Cameron Reddin profiles the founding President and matriarch of the Randwick Art Society, Patricia Reid.
Patricia Reid (left) and RLI Manager Marian McIntosh (centre-right) showcasing works with Randwick Art Society members
Matriarch of local arts and crafts Patricia Reid has seen the joys of a few become the passion of many as her beloved Randwick Art Society closes in on its 100th member.
Patricia, founding President of the Art Society, equates the growth of membership to the positive impact it continues to have on local artists.
“We do have some very talented artists here.

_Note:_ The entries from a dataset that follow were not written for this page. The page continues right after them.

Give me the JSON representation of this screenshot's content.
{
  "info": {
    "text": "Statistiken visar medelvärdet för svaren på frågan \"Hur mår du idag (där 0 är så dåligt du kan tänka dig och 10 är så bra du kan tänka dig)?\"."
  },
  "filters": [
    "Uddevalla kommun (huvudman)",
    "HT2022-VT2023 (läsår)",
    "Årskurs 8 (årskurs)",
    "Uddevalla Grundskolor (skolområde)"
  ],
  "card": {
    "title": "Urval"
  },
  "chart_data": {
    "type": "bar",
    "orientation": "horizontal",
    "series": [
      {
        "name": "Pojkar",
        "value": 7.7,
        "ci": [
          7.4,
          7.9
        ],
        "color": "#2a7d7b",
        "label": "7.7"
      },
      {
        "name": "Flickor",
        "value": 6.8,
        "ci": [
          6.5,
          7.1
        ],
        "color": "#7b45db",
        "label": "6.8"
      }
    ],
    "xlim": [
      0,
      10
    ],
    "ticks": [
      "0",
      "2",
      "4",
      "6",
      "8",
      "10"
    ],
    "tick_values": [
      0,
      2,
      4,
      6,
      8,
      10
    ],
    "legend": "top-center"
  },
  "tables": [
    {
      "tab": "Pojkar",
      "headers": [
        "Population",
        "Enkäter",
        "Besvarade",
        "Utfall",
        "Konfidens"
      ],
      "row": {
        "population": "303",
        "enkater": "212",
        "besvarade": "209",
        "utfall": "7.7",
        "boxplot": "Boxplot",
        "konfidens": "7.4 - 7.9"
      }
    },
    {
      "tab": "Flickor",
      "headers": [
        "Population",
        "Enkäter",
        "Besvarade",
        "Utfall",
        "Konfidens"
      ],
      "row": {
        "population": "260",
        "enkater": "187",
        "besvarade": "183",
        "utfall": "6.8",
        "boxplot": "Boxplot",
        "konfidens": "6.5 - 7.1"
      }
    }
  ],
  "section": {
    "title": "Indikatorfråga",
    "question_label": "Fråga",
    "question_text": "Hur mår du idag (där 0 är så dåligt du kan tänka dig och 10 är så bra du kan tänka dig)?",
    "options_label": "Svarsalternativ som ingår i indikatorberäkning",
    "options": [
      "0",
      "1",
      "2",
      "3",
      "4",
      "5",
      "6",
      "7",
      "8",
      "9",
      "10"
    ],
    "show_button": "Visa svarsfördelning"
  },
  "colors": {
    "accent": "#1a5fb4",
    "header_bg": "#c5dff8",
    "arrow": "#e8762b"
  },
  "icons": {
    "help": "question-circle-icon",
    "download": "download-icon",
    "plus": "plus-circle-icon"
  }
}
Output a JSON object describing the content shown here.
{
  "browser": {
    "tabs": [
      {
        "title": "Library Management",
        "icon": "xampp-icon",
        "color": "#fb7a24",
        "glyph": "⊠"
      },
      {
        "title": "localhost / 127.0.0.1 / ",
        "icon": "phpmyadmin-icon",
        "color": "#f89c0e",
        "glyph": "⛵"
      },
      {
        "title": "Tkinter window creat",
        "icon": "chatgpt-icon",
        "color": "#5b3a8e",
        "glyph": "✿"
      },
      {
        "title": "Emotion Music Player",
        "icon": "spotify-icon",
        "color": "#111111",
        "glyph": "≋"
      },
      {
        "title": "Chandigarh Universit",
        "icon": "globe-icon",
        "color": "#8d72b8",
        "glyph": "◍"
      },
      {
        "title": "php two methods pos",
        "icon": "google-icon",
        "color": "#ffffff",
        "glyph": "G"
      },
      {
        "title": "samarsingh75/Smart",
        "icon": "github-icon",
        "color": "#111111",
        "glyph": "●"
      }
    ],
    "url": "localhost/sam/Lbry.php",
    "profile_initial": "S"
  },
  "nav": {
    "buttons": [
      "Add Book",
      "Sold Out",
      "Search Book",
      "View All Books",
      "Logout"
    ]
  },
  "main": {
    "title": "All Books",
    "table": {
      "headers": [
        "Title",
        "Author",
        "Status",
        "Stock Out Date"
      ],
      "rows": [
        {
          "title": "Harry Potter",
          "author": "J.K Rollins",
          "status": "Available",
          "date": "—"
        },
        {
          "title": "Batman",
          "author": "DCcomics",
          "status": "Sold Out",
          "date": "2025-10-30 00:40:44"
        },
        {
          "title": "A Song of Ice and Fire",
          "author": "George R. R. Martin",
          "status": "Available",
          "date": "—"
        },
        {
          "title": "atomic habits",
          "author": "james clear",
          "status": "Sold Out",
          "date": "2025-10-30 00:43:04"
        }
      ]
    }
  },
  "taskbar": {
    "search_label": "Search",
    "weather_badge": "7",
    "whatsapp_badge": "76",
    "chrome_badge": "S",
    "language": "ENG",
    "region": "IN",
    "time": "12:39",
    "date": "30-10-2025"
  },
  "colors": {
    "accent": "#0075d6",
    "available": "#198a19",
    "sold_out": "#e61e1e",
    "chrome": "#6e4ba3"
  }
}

I just feel that it’s great for Randwick to have this Society,” Patricia said.
Founded in 2009 with a member base of 14, the Randwick Art Society (RAS) became the first dedicated Art society in the Eastern Suburbs. Patricia steered RAS into becoming the focal point for local artists to hone their skills across various disciplines of arts and crafts.
“[The RAS] is very important [to its members]. We all feel the same that it’s a good thing we are community-minded,” she said.
Through RAS, Patricia works towards greater recognition and appreciation of all mediums of Art, along with sharing companionship with artists from the Randwick community.
Patricia believed prior to the RAS’s formation that an Art society would earn greater prestige than the preceding network of smaller groups. She also saw openings for local artists that could only be achieved through a larger organisation.
Identifying as an Art society allowed RAS to join the Combined Art Societies of Sydney (CASS) group. The annual CASS exhibition displays 300 of the top artworks from 14 societies across Sydney, and has yielded prizes for RAS members on three consecutive occasions.
“That was why I wanted [an Art society in Randwick] – the nearest one was in St. George, Kogarah. I don’t know why no one else ever wanted to do it. It was just a dream I had,” she said.
Randwick Literary Institute has played host to RAS meetings each Monday since February 2010, and has hosted numerous exhibitions.
Manager of the Literary Institute Marian McIntosh says she has enjoyed watching the society grow to be one of the more popular activities held at the venue.
Having stepped down as Society President at the end of 2012, Patricia has continued her involvement as public officer and historian. She remains a regular participant in weekly RAS events.
“I wouldn’t be here if I didn’t [enjoy it],” she said with a grin.
An 84-year resident of Randwick, art has been a central part of Patricia’s life since she began taking art classes at Randwick Public School.
While Patricia was pleased by the successful grades she scored, she truly realised her love for art through another childhood pastime.
“When I was very young they used to have art contests at all the theatres and I always entered those,” she said.
“They would give you a sheet of whatever movie you saw – you’d take them home and fill them in – and I was always winning those. It was just colouring-in but I always loved it, it was just natural.”
She joined the South Sydney Juniors Intra Art Club in 1968, winning several awards for her artworks.
Over time, she experimented with various disciplines before settling on oil painting as her medium of choice.
“I’d tried everything else. Water-colour [artworks] are more difficult – if you muck a water-colour up, you just screw it up and throw it away,” she said.
“If I did an oil painting of anything and didn’t like it, I could paint all over it and make a completely new painting. I love oils, they’re lovely to work with.”
Patricia’s Art regularly fills the walls of the Literary Institute alongside other works from RAS members.
While all artworks are replaced after a few weeks to ensure each member gets their time on display, two smaller paintings have remained on display over summer in memory of the society’s late mentor and founding member Peter Schanzer.
“Peter left his paintings to the [Prince of Wales] Hospital…we decided to leave the ones he had on display,” Patricia said.
Patricia’s hopes for the RAS in 2015 have not changed since she first began.
“I hope the society grows,” she said.
“I hope our members keep coming back and I hope it grows more.”